Those innocuous-sounding words, “yes, but”, occur so commonly and habitually in normal human communication, that over time most people are completely unaware of their existence and impact. And more significantly, most people are unaware of the potential that exists to improve the quality of relationships and mutual understanding, when the presence of these words is subject to closer attention.
This week has been a classic example for me. I’ve sat in meetings, participated in workshops and seminars, noticing how much of the time people’s views and comments have been gently, and often politely, resisted through the automatic “yes, but”s of their colleagues. Of course what is significant is not so much the words themselves but the underlying attitudes they tend to reveal. One case will illustrate my point.
A partner in a law firm described how he wanted to bring on an associate member of his team who was showing a lack of enthusiasm and energy. He recalled how he had tried to convince her: “Yes, but you are really good at your job; you honestly will have no difficulty taking on the extra responsibility”. As we explored the challenge together, it seemed like a profound moment of insight when he realised he would probably have a greater chance of engaging the associate if, initially at least, he simply acknowledged her current frame of mind with a “yes” (rather than a “yes, but”), taking the time to understand and accept the fact of her reticence.
So each “yes but” moment gives an opportunity to see where something is being resisted, where the individual feels challenged and uncomfortable. And as in physics, where every action generates an equal and opposite reaction, the effect of “yes but” is generally to entrench the position of the other and to limit the likelihood of change.
So if we want to influence others successfully, starting to notice and manage our own “yes but”s is a fabulous place to start.
It has long been recognised that humans have a tendency to filter out what doesn’t fit within their frame of reference, unconsciously blanking out uncomfortable messages. The capacity to manage such ingrained habits is not only harder than most of us think (“What do you mean – of course I’m open minded!”), but it is also an essential skill for anyone with responsibility for the growth of the organisation and the business.

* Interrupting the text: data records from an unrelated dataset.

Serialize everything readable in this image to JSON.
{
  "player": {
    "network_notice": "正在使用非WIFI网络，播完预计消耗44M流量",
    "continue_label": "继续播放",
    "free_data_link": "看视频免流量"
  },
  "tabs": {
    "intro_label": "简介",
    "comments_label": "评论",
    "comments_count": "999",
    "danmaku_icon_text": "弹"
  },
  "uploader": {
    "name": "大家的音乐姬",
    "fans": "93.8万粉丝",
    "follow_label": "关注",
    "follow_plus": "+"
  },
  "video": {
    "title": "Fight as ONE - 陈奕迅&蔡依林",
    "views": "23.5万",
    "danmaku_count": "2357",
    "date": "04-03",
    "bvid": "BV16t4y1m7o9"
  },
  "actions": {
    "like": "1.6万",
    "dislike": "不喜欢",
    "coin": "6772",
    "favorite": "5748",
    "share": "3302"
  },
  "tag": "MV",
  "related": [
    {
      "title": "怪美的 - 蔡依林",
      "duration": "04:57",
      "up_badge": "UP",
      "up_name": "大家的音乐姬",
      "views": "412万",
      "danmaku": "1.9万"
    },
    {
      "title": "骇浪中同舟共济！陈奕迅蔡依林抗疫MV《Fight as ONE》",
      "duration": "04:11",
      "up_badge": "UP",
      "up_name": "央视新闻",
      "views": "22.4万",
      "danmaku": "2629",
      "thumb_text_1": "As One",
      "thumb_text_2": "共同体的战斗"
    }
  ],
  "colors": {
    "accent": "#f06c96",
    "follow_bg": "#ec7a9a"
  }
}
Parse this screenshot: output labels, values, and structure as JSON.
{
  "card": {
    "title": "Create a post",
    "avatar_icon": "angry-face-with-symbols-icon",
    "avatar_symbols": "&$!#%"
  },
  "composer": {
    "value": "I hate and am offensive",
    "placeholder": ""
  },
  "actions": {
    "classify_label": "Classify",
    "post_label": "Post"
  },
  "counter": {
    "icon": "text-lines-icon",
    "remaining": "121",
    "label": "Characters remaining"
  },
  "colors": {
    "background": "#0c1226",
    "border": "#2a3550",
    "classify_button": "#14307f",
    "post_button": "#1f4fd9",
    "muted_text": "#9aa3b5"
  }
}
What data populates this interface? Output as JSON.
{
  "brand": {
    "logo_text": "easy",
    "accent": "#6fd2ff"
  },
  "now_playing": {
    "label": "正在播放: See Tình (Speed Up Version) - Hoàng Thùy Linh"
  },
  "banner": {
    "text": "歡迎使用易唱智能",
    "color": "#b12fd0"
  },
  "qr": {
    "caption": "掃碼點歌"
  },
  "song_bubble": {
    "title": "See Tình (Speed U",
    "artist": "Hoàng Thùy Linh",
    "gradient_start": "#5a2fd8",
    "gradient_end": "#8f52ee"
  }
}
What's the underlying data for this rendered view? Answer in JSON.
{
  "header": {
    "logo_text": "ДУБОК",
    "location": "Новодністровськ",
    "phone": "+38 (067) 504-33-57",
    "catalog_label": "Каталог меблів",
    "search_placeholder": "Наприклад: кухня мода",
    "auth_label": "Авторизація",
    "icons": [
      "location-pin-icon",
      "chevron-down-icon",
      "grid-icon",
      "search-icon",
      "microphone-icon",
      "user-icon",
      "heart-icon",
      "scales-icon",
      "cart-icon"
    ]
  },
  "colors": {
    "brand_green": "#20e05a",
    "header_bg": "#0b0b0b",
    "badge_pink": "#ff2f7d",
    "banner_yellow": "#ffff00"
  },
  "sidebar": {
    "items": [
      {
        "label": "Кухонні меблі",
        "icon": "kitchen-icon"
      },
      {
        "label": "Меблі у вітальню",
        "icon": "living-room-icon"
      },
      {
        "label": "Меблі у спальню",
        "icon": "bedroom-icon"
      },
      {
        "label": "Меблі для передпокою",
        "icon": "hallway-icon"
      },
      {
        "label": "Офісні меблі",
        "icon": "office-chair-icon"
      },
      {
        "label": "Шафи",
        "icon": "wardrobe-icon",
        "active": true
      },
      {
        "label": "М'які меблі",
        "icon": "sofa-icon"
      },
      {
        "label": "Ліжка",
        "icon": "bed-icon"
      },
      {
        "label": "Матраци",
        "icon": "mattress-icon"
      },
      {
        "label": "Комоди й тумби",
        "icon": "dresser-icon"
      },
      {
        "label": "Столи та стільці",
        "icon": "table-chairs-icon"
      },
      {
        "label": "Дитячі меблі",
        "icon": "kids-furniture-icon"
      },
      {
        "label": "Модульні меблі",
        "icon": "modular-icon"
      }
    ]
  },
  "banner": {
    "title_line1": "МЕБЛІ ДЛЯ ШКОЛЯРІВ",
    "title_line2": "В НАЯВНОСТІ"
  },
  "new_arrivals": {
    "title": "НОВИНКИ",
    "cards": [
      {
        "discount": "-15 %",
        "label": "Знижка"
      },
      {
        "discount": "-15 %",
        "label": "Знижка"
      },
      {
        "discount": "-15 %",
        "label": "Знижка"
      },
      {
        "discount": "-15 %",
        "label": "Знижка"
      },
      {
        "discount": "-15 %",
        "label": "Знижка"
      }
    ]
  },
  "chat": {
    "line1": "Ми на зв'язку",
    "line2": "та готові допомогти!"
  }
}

Here is a current example. I have just come off a telephone call with a sales representative of a large accounts software business. In searching for a new software package I had road-tested an online demo version. Having wisely captured my details via the web, the company followed up by calling me today. While the rep was friendly and sounded knowledgeable, he failed to respond in any way to my mildly-expressed concerns that the software might not be quite right for my needs. Instead he explained all the benefits the software offered. The paradox is that these benefits, though impressive sounding, won’t win him the sale. Addressing my concerns however, gently acknowledging my hesitancy (a natural consequence of my not wanting to sound stupid when talking about accounting!), would be the very thing that would have potentially won him the business.
Knowing that this is how we are wired, good managers and leaders do two key things. First they become adept at spotting when they are avoiding dealing with something, whether an ‘elephant in the room’, or a vague sense of discomfort. They know that responding to such sensations can generate the most positive and powerful change, provided they can pay careful attention to them, and find the courage and calmness to address them. Second, they actively seek out points of difference. They listen out for any words used by others that seem to jar a little, they look for any clue that indicates the other person may be seeing things differently, and they use these to gently open up and explore the perceptions of others.
Common sense, yes of course; common practice, no!
How often I hear people say something along these lines: “you can’t say ‘no’ to clients” or “you just have to put up with so-and-so”.
In both examples the issue being described has been depersonalised and generalised by the use of the word ‘you’. In what amounts to a linguistic slight of hand that for the most part seems to go largely unnoticed, the tactic removes the person from being a partial owner of (or contributor to) the problem and thus they cannot be held responsible for addressing it. And why do this? Certainly they feel better, let off the hook, with the problem pushed onto the shoulders of others.
It’s perfectly amazing how asking them to repeat what they’ve just said, only substituting “I” or “me” in place of “you” can start to bring an awareness and insight that creates the possibility for real change.